Ed. 2 / Lucy Skaer

The Practice

Lucy Skaer's broad practice explores the relationships between image and object, between first hand and mediated experience.  Working in large-scale drawing, installation, sculpture and film, the artist often creates a logic that is then purposely overburdened or challenged in order to bring about a crisis in the reading of an image.  Some work operates on a visceral level, with jarring optical effects such as light flashes or a multitude of small spirals putting the experience of the eye in conflict with that of the brain.  In a series of sculptural works Skaer extrudes a flat image to take on a new unexpected 3rd dimension.  In these works, Skaer articulates conceptual concerns through the material qualities of her work.  Skaer is involved in two long-term collaborations with the group 'Henry V'iii's Wives' and with artist Rosalind Nashashibi as Nashashibi / Skaer.
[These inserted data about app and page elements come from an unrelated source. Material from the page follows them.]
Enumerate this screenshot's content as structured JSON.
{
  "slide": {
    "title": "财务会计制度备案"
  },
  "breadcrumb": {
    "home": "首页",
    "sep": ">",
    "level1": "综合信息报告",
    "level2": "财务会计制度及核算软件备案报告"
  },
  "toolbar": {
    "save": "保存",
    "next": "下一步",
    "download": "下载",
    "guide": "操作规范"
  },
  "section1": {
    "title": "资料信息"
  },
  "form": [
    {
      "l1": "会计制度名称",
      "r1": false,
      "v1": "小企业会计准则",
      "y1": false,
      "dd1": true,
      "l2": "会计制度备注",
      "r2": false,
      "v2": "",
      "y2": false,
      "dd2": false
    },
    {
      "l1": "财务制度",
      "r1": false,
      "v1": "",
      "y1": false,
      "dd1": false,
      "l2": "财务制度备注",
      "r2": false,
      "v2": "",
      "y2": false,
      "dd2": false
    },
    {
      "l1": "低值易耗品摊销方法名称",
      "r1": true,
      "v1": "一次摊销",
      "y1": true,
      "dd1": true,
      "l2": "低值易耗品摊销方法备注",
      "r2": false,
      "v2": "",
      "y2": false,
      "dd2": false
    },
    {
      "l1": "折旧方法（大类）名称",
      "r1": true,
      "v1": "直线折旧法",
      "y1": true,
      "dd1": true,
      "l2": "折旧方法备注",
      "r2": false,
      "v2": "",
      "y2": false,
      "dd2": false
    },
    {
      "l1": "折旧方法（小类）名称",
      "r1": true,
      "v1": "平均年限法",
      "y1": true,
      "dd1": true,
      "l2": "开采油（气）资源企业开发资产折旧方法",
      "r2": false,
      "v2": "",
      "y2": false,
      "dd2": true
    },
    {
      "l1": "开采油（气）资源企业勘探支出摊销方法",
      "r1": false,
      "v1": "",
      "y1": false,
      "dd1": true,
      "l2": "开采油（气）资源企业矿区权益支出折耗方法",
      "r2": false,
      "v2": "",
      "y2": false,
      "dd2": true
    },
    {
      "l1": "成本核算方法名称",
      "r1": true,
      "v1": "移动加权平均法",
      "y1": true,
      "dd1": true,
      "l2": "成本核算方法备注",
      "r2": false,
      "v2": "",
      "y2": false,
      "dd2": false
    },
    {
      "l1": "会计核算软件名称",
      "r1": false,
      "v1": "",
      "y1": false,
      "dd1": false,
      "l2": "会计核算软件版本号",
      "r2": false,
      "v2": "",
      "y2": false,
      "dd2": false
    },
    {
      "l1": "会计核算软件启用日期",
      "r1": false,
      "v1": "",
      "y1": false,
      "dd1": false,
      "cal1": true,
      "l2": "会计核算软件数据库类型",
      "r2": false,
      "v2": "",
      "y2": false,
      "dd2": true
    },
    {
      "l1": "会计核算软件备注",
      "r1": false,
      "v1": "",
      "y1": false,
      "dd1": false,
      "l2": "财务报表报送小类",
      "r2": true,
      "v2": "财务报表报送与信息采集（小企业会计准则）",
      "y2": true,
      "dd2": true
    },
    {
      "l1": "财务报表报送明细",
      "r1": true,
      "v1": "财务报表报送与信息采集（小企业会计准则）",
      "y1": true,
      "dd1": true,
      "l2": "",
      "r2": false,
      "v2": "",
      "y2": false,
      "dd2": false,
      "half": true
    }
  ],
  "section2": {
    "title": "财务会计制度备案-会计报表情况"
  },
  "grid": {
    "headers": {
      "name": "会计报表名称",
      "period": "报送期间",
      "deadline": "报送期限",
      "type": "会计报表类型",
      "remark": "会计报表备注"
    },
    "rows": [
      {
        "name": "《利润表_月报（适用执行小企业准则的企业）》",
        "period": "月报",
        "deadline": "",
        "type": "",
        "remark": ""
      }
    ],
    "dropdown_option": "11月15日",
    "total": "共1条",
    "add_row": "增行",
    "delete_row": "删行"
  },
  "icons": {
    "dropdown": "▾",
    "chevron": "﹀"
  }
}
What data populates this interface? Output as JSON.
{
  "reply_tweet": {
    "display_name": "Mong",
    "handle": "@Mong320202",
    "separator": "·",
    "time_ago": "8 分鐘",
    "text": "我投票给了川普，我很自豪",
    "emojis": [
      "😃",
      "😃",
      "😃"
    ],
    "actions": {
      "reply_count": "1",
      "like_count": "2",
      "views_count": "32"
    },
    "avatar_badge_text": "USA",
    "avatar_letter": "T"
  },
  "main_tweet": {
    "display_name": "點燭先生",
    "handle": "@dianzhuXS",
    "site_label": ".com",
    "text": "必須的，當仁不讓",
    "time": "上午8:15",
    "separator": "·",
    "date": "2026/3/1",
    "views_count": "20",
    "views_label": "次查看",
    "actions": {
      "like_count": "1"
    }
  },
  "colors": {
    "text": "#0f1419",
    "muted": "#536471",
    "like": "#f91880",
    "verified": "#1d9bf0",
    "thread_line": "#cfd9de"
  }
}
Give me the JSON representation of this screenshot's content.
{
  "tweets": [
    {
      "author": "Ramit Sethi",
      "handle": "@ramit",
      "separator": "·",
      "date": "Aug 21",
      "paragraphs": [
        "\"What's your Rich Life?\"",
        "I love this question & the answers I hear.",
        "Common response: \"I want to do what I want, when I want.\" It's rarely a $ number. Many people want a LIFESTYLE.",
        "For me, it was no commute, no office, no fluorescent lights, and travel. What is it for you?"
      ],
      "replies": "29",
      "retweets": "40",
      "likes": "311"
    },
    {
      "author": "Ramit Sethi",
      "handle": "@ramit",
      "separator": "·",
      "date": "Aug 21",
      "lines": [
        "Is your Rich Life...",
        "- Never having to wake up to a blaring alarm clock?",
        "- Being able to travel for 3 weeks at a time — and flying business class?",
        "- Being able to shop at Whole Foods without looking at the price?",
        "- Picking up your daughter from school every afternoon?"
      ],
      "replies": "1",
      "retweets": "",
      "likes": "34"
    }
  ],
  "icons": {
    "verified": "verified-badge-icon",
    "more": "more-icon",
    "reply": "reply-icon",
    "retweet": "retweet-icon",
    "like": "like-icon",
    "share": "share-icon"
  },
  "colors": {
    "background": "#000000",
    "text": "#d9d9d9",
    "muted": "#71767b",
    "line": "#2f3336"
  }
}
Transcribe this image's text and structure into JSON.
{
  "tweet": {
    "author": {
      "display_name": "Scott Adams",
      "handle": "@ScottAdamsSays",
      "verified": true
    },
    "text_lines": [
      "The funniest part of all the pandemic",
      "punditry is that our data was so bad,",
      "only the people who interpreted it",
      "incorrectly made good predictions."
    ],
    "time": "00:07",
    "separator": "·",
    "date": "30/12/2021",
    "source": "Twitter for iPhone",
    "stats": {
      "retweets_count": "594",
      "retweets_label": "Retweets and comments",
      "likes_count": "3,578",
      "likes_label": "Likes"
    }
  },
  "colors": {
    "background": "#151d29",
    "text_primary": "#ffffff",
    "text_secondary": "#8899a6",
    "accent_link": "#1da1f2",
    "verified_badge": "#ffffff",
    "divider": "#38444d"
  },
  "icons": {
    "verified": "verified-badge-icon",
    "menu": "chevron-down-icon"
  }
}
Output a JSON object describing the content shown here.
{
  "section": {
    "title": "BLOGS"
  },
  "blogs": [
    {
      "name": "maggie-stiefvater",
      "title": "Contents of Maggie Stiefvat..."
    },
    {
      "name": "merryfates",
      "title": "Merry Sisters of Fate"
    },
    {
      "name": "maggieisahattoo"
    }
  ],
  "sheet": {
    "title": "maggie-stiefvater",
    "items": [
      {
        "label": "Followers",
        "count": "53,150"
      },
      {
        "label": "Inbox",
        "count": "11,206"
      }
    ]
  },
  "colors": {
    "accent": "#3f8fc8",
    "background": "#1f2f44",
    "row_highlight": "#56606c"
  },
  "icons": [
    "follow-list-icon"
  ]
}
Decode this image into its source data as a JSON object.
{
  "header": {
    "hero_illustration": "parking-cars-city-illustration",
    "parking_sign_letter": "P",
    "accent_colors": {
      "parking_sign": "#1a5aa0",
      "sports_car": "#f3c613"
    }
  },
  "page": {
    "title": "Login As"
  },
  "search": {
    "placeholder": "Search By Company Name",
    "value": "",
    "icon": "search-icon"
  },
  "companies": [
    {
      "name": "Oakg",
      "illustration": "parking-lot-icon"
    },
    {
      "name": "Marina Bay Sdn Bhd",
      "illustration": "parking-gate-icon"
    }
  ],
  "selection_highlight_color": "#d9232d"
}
Lucy Skaer [born 1975, Cambridge, UK] lives and works in London and New York City. Her recent solo exhibitions include Location One; NYC, 2010; A Boat Used as a Vessel, Kunsthalle Basel, 2009; Fruitmarket Gallery, Edinburgh; and The Seige, Chisenhale Gallery, London, 2008.  Recent group exhibitions in 2010 include Elle, Centre Pompidou, Paris; Intensif-Station, K21, Dusseldorf.
Forthcoming projects/exhibitions in 2011/2012 include Pavillion, Leeds, UK; a collaboration with Siobhan Davies Dance Company, UK. In addition, the artist will be participating in a two-person show at the Sculpture Center in Long Island City. Skaer was nominated for Tate’s Turner Prize in 2009.

THE T-SHIRT / ‘The Fool’s Shirt’

The T-shirt is based on two wood cut prints, one taken from a 15th C illustration from Sebastian Brant’s ‘Narrenschiff’ (ship of fools) and the other from an antique chair.  Brant’s book is a story of a society of fools sailing toward ‘Narragonia’, a fools paradise or non-place (utopia), and contains the first written reference to the discovery of the new world. 

The chair has been used to print a kind of fool’s utterance: each surface of the chair was covered with ink, printed and arranged as if to be characters in an unknown or nonsense alphabet. The Fool or Jester has traditionally been a liminal figure, a go-between or utopian dreamer.  The T-shirt is a reflection of my sympathy with this figure and a playful desire to create a new costume for such a person